Rosenfeld, Ben Zion & Aryeh Levene. “Review of Didache and Judaism-Jewish Roots of an Ancient Christian-Jewish Work. by Marcello Den Verme. New York: T&T Clark International, 2004, xv + 291 pp.” Review in Biblical Interpretation 20 (2012), 156-200. Leiden: Brill Academic Publishers.
Rosenfeld and Levene comment that the Didache is assumed to be of Syrian origin, probably between 90 and 100 C.E. They see it as “an ancient Christian manuscript that was most likely used as a behavioral and legislative codex among ancient Christian communities” (Rosenfeld & Levene 2012, 172). Del Verme’s work treats different ideas, each in its own chapter, inductively giving “his thoughts on the ancient Christian community in Syria” (Rosenfeld & Levene 2012, 172). Rosenfeld and Levene find it significant that Del Verme purposely distinguishes between the time of Jesus and the later period with established Christian communities.
Chapter 1 builds a case for a study of Christianity to see its foundations in early 1st century Judaism. The second chapter analyzes chapter four of the Didache, focusing on verse 8, speaking about the growth of a communal society (Rosenfeld & Levene 2012, 172). Chapter 3 seeks to identify the “hypocrites and others” of Didache 8, finding a power struggle in progress. Chapter 4 considers Didache 13 and the rules for care for clerics and the poor, comparing it to late Second Temple Judaism. Chapter 5 identifies the eschatological contents of the final chapter of the Didache (Rosenfeld & Levene 2012, 173).
Rosenfeld and Levene consider Del Verme’s assertions open to challenge, especially the fact that he sees Christianity and Judaism largely as one until the end of the first century, rather than around 70 or even earlier, as they think likely (Rosenfeld & Levene 2012, 173). They also consider the Qumran communities and the Didache community to be significantly less seimilar than does Del Verme (Rosenfeld & Levene 2012, 174). Finally, Del Verme considers Jewish practices of giving to have been transferred to the Didache community, while Rosenfeld and Levene find those giving practices absent in Judaism at the time of the Didache, so consider the practice may have been adopted in Judaims from Christian examples (Rosenfeld & Levene 2012, 175).
Based on this review, Del Verme’s book is not one which will likely be of great value to the focus of my research.

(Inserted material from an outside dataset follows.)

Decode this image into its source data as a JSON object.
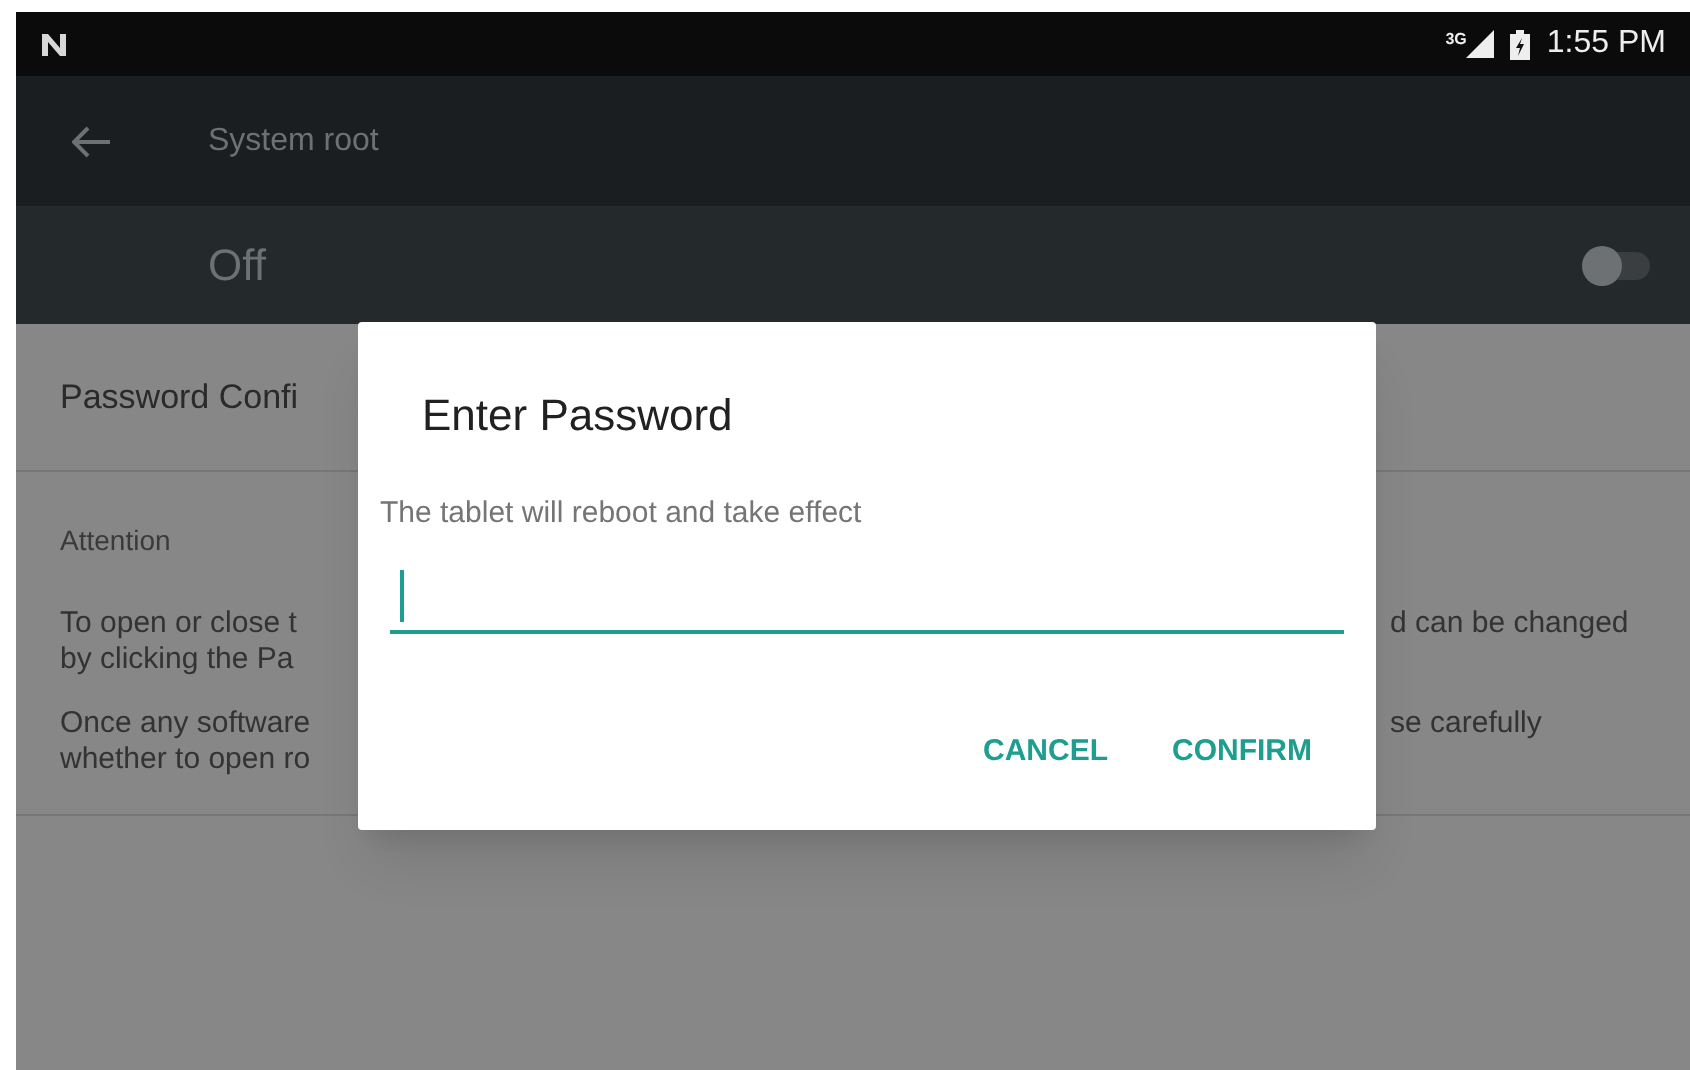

It pursues significantly different ideas than those which I wish to pursue.